Forgotten Founder, Part 5 of 8
Four months have passed, and they are exhausted. One by one, the roll of states is called. Each one signs, one by one. When the Convention ended on September 17, 1787, the Constitution included a proposal for ratification requiring approval by each state. Charles' cousin, Charles Pinckney, gave opening remarks.
Charles Pinckney's view of the newly formed republic was that it was unique. Like many of his peers, Pinckney wanted to ensure that the nation would not be ruled by an aristocracy, and he believed in a strong central government, while not granting Congress too much power. Supporters of the Ratification of the Constitution became known as Federalists, and its critics became known as Anti-Federalists. These two groups developed into the first American political parties. The state of South Carolina ratified the U.S. Constitution in 1788.
That same year, Charles Pinckney married Mary Eleanore Laurens. The following year, he was elected Governor of South Carolina and presided over the state's Constitutional Convention. One of the things that Pinckney helped to put into the Federal Constitution, which was in the state Constitution, was no religious qualification for holding public office, and in our State Constitution was that freedom of worship was granted to everyone. Pinckney oversaw the relocation of the state's capital from Charleston to Columbia. The Governor's office was established at his plantation on the Congaree River, just south of Columbia.

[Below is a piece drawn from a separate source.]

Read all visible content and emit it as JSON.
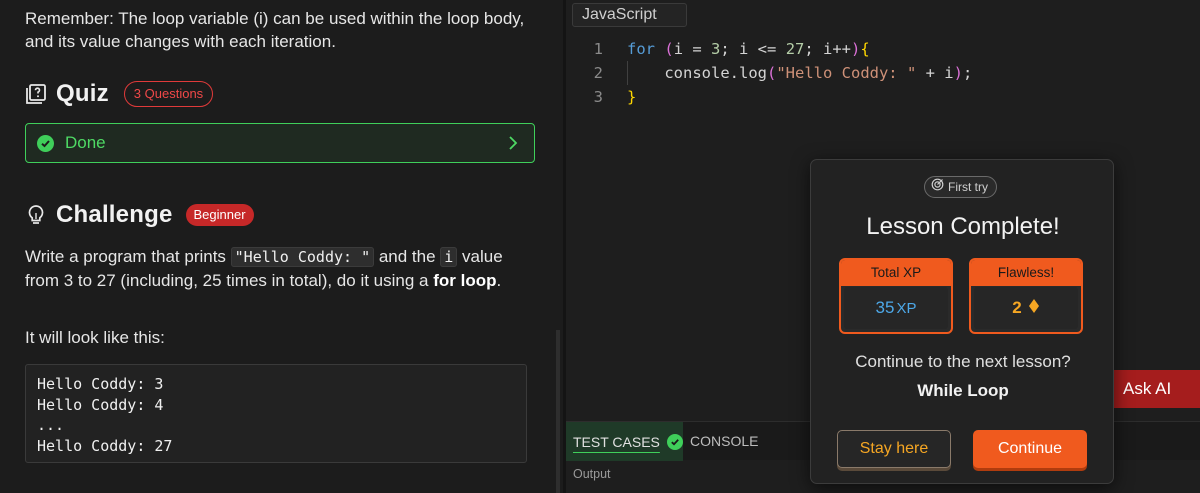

- This indicator was developed to encourage inquiry into the process which led to the formation of the U.S. government, including the convening of the Continental Congresses, the passage of the Articles of Confederation, and the adoption of the U.S. Constitution.